YOUR TASK
Give the records below again in full, exactly as written, but without any images.
━━ THE DATA
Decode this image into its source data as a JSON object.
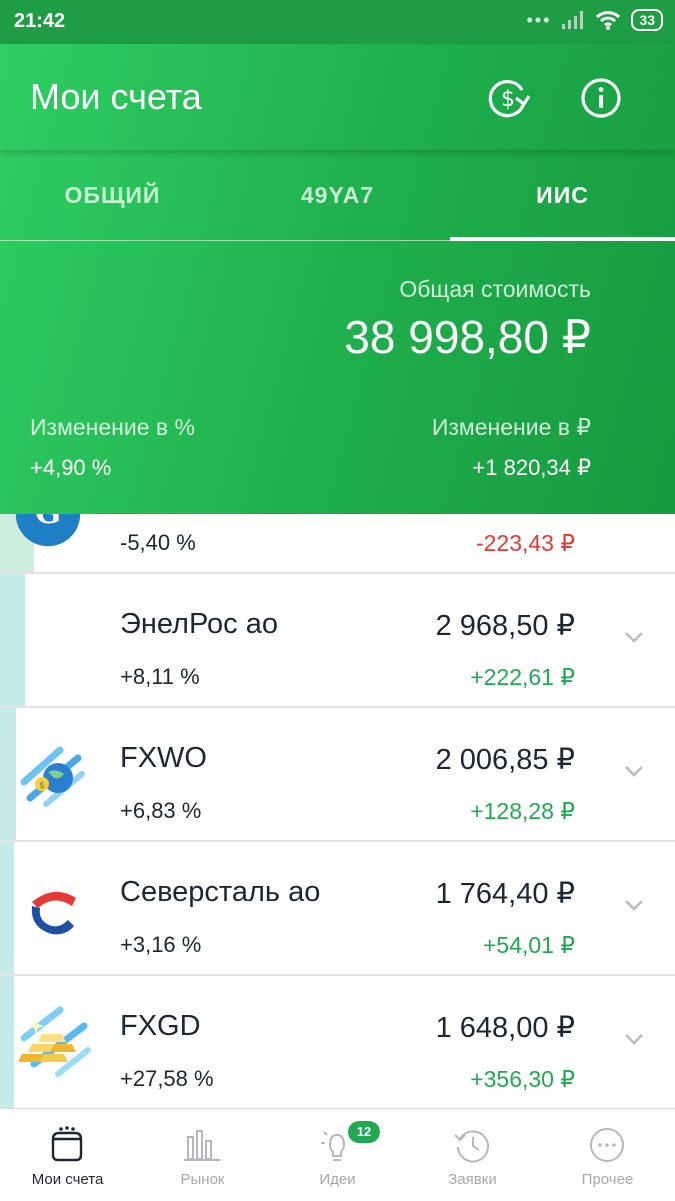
{
  "status_bar": {
    "time": "21:42",
    "battery": "33"
  },
  "header": {
    "title": "Мои счета"
  },
  "tabs": [
    {
      "label": "ОБЩИЙ",
      "active": false
    },
    {
      "label": "49YA7",
      "active": false
    },
    {
      "label": "ИИС",
      "active": true
    }
  ],
  "summary": {
    "total_label": "Общая стоимость",
    "total_value": "38 998,80 ₽",
    "change_pct_label": "Изменение в  %",
    "change_pct_value": "+4,90  %",
    "change_rub_label": "Изменение в ₽",
    "change_rub_value": "+1 820,34 ₽"
  },
  "positions": [
    {
      "name": "",
      "pct": "-5,40  %",
      "price": "",
      "delta": "-223,43 ₽",
      "direction": "neg",
      "bar_color": "#cdeede",
      "icon": "g-circle-logo"
    },
    {
      "name": "ЭнелРос ао",
      "pct": "+8,11  %",
      "price": "2 968,50 ₽",
      "delta": "+222,61 ₽",
      "direction": "pos",
      "bar_color": "#c4ebe8",
      "icon": ""
    },
    {
      "name": "FXWO",
      "pct": "+6,83  %",
      "price": "2 006,85 ₽",
      "delta": "+128,28 ₽",
      "direction": "pos",
      "bar_color": "#c4ebe8",
      "icon": "globe-money-logo"
    },
    {
      "name": "Северсталь ао",
      "pct": "+3,16  %",
      "price": "1 764,40 ₽",
      "delta": "+54,01 ₽",
      "direction": "pos",
      "bar_color": "#c4ebe8",
      "icon": "severstal-logo"
    },
    {
      "name": "FXGD",
      "pct": "+27,58  %",
      "price": "1 648,00 ₽",
      "delta": "+356,30 ₽",
      "direction": "pos",
      "bar_color": "#c4ebe8",
      "icon": "gold-bars-logo"
    }
  ],
  "bottom_nav": [
    {
      "label": "Мои счета",
      "icon": "wallet-icon",
      "active": true
    },
    {
      "label": "Рынок",
      "icon": "bar-chart-icon",
      "active": false
    },
    {
      "label": "Идеи",
      "icon": "lightbulb-icon",
      "active": false,
      "badge": "12"
    },
    {
      "label": "Заявки",
      "icon": "history-clock-icon",
      "active": false
    },
    {
      "label": "Прочее",
      "icon": "more-dots-icon",
      "active": false
    }
  ],
  "colors": {
    "brand_green": "#21a853",
    "negative": "#e53935",
    "text_dark": "#1e2633"
  }
}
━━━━
YOUR RESPONSE
Decode this image into its source data as a JSON object.
{
  "status_bar": {
    "time": "21:42",
    "battery": "33"
  },
  "header": {
    "title": "Мои счета"
  },
  "tabs": [
    {
      "label": "ОБЩИЙ",
      "active": false
    },
    {
      "label": "49YA7",
      "active": false
    },
    {
      "label": "ИИС",
      "active": true
    }
  ],
  "summary": {
    "total_label": "Общая стоимость",
    "total_value": "38 998,80 ₽",
    "change_pct_label": "Изменение в  %",
    "change_pct_value": "+4,90  %",
    "change_rub_label": "Изменение в ₽",
    "change_rub_value": "+1 820,34 ₽"
  },
  "positions": [
    {
      "name": "",
      "pct": "-5,40  %",
      "price": "",
      "delta": "-223,43 ₽",
      "direction": "neg",
      "bar_color": "#cdeede",
      "icon": "g-circle-logo"
    },
    {
      "name": "ЭнелРос ао",
      "pct": "+8,11  %",
      "price": "2 968,50 ₽",
      "delta": "+222,61 ₽",
      "direction": "pos",
      "bar_color": "#c4ebe8",
      "icon": ""
    },
    {
      "name": "FXWO",
      "pct": "+6,83  %",
      "price": "2 006,85 ₽",
      "delta": "+128,28 ₽",
      "direction": "pos",
      "bar_color": "#c4ebe8",
      "icon": "globe-money-logo"
    },
    {
      "name": "Северсталь ао",
      "pct": "+3,16  %",
      "price": "1 764,40 ₽",
      "delta": "+54,01 ₽",
      "direction": "pos",
      "bar_color": "#c4ebe8",
      "icon": "severstal-logo"
    },
    {
      "name": "FXGD",
      "pct": "+27,58  %",
      "price": "1 648,00 ₽",
      "delta": "+356,30 ₽",
      "direction": "pos",
      "bar_color": "#c4ebe8",
      "icon": "gold-bars-logo"
    }
  ],
  "bottom_nav": [
    {
      "label": "Мои счета",
      "icon": "wallet-icon",
      "active": true
    },
    {
      "label": "Рынок",
      "icon": "bar-chart-icon",
      "active": false
    },
    {
      "label": "Идеи",
      "icon": "lightbulb-icon",
      "active": false,
      "badge": "12"
    },
    {
      "label": "Заявки",
      "icon": "history-clock-icon",
      "active": false
    },
    {
      "label": "Прочее",
      "icon": "more-dots-icon",
      "active": false
    }
  ],
  "colors": {
    "brand_green": "#21a853",
    "negative": "#e53935",
    "text_dark": "#1e2633"
  }
}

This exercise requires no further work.